Ice cream that spends more time on your cone and less time dripping down your fingers is closer to becoming a reality, thanks to researchers at the Universidad Pontificia Bolivariana in Colombia and the University of Guelph in Canada. According to findings presented by the team of scientists at the 255th National Meeting and Exposition of the American Chemical Society, fibers harvested from leftover banana plants could be the key to thicker, slower-melting ice cream.
The researchers started out investigating potential uses for banana plants that have already borne fruit. Banana fruit stems, or rachis, are usually treated as waste, but they contain tiny fibers that can change the consistency of foods. When mixed with ice cream, researchers found that these fibers, called cellulose nanofibrils or CNF, create a product that melts at a much slower rate than conventional ice cream. The addition of CNF also extends the ice cream's shelf life and makes it more stable when subjected to changing temperatures.
"The fibers could lead to the development of a thicker and more palatable dessert, which would take longer to melt," researcher Robin Zuluaga Gallego said in a press statement. "This would allow for a more relaxing and enjoyable experience with the food, especially in warm weather."

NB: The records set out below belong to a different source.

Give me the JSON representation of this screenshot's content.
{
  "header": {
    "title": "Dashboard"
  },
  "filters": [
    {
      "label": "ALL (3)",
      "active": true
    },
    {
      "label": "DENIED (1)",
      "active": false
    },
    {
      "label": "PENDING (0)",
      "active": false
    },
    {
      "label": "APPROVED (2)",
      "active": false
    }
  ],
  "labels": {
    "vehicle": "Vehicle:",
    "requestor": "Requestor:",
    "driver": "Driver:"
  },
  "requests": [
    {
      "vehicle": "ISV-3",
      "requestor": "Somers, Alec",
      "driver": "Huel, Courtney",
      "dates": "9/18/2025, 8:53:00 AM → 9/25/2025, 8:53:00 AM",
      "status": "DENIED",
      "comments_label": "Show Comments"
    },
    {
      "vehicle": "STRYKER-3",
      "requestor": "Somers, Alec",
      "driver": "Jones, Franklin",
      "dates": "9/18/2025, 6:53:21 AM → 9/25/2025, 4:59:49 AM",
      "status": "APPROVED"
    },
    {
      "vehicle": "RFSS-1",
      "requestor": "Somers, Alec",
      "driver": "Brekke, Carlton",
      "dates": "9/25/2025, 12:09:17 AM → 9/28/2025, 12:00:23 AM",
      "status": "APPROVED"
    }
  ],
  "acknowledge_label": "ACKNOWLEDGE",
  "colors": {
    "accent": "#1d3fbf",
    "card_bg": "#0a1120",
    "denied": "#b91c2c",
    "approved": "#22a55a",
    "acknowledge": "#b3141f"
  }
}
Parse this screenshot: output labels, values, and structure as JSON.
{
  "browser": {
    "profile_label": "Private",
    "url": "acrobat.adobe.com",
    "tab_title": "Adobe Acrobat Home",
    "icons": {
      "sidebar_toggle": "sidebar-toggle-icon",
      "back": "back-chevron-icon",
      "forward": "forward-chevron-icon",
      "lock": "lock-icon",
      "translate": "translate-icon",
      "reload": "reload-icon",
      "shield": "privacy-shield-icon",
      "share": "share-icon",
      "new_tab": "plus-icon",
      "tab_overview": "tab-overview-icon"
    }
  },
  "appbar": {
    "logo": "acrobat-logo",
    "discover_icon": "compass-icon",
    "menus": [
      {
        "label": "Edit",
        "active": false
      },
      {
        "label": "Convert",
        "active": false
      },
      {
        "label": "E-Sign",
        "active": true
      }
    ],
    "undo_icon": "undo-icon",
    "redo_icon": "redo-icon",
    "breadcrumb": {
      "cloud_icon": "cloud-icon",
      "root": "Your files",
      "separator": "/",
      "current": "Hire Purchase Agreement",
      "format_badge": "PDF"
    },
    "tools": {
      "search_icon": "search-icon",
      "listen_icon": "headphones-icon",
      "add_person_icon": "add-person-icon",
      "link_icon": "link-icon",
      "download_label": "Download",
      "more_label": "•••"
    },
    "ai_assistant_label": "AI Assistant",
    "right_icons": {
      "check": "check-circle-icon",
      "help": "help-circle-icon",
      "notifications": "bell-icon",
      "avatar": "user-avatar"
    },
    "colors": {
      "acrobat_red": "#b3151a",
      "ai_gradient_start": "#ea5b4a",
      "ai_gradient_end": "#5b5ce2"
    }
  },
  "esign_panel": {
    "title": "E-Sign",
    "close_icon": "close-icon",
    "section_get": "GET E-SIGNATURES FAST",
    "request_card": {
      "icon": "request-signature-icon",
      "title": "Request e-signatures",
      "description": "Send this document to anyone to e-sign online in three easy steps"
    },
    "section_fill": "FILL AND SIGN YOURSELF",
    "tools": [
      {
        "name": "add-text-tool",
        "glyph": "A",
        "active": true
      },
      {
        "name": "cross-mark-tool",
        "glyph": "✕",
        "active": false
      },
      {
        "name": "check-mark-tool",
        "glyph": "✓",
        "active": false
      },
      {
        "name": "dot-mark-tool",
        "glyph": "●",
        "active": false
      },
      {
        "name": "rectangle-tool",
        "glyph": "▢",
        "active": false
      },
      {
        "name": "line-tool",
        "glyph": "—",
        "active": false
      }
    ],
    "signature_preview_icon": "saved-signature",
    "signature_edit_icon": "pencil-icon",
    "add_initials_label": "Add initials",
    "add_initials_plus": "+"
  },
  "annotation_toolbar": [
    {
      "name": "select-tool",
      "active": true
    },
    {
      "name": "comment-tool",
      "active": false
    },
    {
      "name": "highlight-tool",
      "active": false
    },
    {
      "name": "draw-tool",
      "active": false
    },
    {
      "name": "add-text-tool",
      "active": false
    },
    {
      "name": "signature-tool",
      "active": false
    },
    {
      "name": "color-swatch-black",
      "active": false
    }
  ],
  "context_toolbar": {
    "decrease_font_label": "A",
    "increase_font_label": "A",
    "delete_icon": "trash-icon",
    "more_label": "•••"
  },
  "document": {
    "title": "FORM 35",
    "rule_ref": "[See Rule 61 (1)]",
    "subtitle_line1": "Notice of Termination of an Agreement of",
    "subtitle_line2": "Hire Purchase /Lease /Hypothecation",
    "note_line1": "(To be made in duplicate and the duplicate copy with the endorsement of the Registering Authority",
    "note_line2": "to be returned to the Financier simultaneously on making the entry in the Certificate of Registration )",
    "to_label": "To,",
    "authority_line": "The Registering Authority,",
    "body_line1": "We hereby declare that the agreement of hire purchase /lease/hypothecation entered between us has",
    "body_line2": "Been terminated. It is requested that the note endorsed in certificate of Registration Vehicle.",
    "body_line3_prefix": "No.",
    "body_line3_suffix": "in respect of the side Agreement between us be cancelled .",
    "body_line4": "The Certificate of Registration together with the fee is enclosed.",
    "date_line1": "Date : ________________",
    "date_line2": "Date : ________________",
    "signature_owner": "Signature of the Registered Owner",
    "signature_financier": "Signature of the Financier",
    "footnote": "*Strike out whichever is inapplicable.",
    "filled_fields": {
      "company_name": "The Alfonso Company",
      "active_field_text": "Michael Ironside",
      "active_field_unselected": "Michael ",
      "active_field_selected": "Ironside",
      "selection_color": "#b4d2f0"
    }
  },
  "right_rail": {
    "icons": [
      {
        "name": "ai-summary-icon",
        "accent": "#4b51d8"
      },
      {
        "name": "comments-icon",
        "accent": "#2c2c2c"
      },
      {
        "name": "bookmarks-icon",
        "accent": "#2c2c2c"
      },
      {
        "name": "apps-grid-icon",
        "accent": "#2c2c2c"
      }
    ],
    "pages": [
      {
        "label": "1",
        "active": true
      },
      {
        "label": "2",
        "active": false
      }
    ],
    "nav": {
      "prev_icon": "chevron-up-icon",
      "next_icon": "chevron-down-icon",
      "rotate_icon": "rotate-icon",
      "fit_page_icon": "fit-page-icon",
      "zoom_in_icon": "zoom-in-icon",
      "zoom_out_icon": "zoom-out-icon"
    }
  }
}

Ice cream made with banana plant fibers offers another benefit: The plant material adds creaminess and body to the mixture, potentially replacing some of the fat that ice cream typically relies on for its texture.
These scientists aren't the first innovators to make progress on the non-melting ice cream front. Researchers in Japan made a similar concoction using polyphenol liquid extracted from strawberries, and astronaut ice cream, though definitely not creamy, avoids the melting problem through freeze-drying.